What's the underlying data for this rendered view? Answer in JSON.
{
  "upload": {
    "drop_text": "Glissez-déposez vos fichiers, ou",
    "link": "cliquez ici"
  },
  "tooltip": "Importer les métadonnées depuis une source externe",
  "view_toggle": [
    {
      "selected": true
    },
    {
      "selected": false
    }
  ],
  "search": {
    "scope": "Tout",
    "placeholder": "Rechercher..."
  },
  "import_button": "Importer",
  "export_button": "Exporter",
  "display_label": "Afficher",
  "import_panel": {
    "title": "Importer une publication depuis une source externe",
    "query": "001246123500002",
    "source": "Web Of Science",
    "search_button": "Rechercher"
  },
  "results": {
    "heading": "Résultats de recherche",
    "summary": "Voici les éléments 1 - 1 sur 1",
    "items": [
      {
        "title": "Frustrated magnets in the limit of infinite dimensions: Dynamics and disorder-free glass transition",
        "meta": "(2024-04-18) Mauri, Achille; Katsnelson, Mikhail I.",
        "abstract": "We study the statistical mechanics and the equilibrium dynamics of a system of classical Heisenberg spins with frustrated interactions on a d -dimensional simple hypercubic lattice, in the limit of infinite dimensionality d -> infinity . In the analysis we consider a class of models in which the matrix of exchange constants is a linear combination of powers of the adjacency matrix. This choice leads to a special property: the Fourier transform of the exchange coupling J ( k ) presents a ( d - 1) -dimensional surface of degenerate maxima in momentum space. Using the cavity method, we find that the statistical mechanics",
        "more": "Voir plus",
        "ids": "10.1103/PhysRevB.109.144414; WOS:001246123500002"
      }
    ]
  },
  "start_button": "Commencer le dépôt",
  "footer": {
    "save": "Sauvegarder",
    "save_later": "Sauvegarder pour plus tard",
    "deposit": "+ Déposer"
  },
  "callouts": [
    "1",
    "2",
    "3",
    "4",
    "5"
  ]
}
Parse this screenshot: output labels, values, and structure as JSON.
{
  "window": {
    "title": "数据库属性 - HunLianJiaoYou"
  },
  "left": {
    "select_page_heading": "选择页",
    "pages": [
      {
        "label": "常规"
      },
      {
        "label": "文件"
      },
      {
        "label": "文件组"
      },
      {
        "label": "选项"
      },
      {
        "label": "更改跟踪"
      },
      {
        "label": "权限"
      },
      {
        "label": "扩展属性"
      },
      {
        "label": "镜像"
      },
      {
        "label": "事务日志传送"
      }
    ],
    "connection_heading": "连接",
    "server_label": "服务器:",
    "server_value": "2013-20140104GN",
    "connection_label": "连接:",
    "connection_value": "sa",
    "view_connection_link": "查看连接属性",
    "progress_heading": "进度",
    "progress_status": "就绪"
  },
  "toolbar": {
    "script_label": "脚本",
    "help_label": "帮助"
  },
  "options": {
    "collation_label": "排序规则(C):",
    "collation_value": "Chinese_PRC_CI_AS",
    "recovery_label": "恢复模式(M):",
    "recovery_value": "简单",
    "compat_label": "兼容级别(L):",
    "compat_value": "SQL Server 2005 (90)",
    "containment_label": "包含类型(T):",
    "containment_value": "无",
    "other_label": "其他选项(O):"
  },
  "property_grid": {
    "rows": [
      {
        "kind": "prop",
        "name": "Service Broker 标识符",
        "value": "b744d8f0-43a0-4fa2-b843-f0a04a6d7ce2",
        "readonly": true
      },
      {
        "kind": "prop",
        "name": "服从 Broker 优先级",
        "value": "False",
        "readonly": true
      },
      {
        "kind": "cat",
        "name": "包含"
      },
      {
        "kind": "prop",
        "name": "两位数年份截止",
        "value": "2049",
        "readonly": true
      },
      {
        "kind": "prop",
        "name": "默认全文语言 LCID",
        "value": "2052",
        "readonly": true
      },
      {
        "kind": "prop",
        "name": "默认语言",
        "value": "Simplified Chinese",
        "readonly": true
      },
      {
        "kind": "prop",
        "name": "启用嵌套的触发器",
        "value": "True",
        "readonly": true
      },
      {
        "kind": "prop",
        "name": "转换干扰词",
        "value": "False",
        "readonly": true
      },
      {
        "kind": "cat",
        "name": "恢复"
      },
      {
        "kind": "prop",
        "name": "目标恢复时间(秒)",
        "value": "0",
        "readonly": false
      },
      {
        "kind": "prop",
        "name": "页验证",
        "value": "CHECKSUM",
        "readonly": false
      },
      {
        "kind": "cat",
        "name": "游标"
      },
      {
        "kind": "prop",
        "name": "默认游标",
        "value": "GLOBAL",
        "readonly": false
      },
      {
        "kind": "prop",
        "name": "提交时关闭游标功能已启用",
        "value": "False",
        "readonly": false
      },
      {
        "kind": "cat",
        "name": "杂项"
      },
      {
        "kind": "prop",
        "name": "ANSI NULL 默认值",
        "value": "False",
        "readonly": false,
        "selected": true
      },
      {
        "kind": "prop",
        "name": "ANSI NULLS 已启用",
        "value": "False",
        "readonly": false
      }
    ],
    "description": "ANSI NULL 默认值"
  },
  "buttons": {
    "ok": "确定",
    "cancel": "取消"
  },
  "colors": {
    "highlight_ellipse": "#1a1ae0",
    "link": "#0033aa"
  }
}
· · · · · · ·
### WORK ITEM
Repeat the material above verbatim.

### FINAL ANSWER
What's the underlying data for this rendered view? Answer in JSON.
{
  "upload": {
    "drop_text": "Glissez-déposez vos fichiers, ou",
    "link": "cliquez ici"
  },
  "tooltip": "Importer les métadonnées depuis une source externe",
  "view_toggle": [
    {
      "selected": true
    },
    {
      "selected": false
    }
  ],
  "search": {
    "scope": "Tout",
    "placeholder": "Rechercher..."
  },
  "import_button": "Importer",
  "export_button": "Exporter",
  "display_label": "Afficher",
  "import_panel": {
    "title": "Importer une publication depuis une source externe",
    "query": "001246123500002",
    "source": "Web Of Science",
    "search_button": "Rechercher"
  },
  "results": {
    "heading": "Résultats de recherche",
    "summary": "Voici les éléments 1 - 1 sur 1",
    "items": [
      {
        "title": "Frustrated magnets in the limit of infinite dimensions: Dynamics and disorder-free glass transition",
        "meta": "(2024-04-18) Mauri, Achille; Katsnelson, Mikhail I.",
        "abstract": "We study the statistical mechanics and the equilibrium dynamics of a system of classical Heisenberg spins with frustrated interactions on a d -dimensional simple hypercubic lattice, in the limit of infinite dimensionality d -> infinity . In the analysis we consider a class of models in which the matrix of exchange constants is a linear combination of powers of the adjacency matrix. This choice leads to a special property: the Fourier transform of the exchange coupling J ( k ) presents a ( d - 1) -dimensional surface of degenerate maxima in momentum space. Using the cavity method, we find that the statistical mechanics",
        "more": "Voir plus",
        "ids": "10.1103/PhysRevB.109.144414; WOS:001246123500002"
      }
    ]
  },
  "start_button": "Commencer le dépôt",
  "footer": {
    "save": "Sauvegarder",
    "save_later": "Sauvegarder pour plus tard",
    "deposit": "+ Déposer"
  },
  "callouts": [
    "1",
    "2",
    "3",
    "4",
    "5"
  ]
}
Parse this screenshot: output labels, values, and structure as JSON.
{
  "window": {
    "title": "数据库属性 - HunLianJiaoYou"
  },
  "left": {
    "select_page_heading": "选择页",
    "pages": [
      {
        "label": "常规"
      },
      {
        "label": "文件"
      },
      {
        "label": "文件组"
      },
      {
        "label": "选项"
      },
      {
        "label": "更改跟踪"
      },
      {
        "label": "权限"
      },
      {
        "label": "扩展属性"
      },
      {
        "label": "镜像"
      },
      {
        "label": "事务日志传送"
      }
    ],
    "connection_heading": "连接",
    "server_label": "服务器:",
    "server_value": "2013-20140104GN",
    "connection_label": "连接:",
    "connection_value": "sa",
    "view_connection_link": "查看连接属性",
    "progress_heading": "进度",
    "progress_status": "就绪"
  },
  "toolbar": {
    "script_label": "脚本",
    "help_label": "帮助"
  },
  "options": {
    "collation_label": "排序规则(C):",
    "collation_value": "Chinese_PRC_CI_AS",
    "recovery_label": "恢复模式(M):",
    "recovery_value": "简单",
    "compat_label": "兼容级别(L):",
    "compat_value": "SQL Server 2005 (90)",
    "containment_label": "包含类型(T):",
    "containment_value": "无",
    "other_label": "其他选项(O):"
  },
  "property_grid": {
    "rows": [
      {
        "kind": "prop",
        "name": "Service Broker 标识符",
        "value": "b744d8f0-43a0-4fa2-b843-f0a04a6d7ce2",
        "readonly": true
      },
      {
        "kind": "prop",
        "name": "服从 Broker 优先级",
        "value": "False",
        "readonly": true
      },
      {
        "kind": "cat",
        "name": "包含"
      },
      {
        "kind": "prop",
        "name": "两位数年份截止",
        "value": "2049",
        "readonly": true
      },
      {
        "kind": "prop",
        "name": "默认全文语言 LCID",
        "value": "2052",
        "readonly": true
      },
      {
        "kind": "prop",
        "name": "默认语言",
        "value": "Simplified Chinese",
        "readonly": true
      },
      {
        "kind": "prop",
        "name": "启用嵌套的触发器",
        "value": "True",
        "readonly": true
      },
      {
        "kind": "prop",
        "name": "转换干扰词",
        "value": "False",
        "readonly": true
      },
      {
        "kind": "cat",
        "name": "恢复"
      },
      {
        "kind": "prop",
        "name": "目标恢复时间(秒)",
        "value": "0",
        "readonly": false
      },
      {
        "kind": "prop",
        "name": "页验证",
        "value": "CHECKSUM",
        "readonly": false
      },
      {
        "kind": "cat",
        "name": "游标"
      },
      {
        "kind": "prop",
        "name": "默认游标",
        "value": "GLOBAL",
        "readonly": false
      },
      {
        "kind": "prop",
        "name": "提交时关闭游标功能已启用",
        "value": "False",
        "readonly": false
      },
      {
        "kind": "cat",
        "name": "杂项"
      },
      {
        "kind": "prop",
        "name": "ANSI NULL 默认值",
        "value": "False",
        "readonly": false,
        "selected": true
      },
      {
        "kind": "prop",
        "name": "ANSI NULLS 已启用",
        "value": "False",
        "readonly": false
      }
    ],
    "description": "ANSI NULL 默认值"
  },
  "buttons": {
    "ok": "确定",
    "cancel": "取消"
  },
  "colors": {
    "highlight_ellipse": "#1a1ae0",
    "link": "#0033aa"
  }
}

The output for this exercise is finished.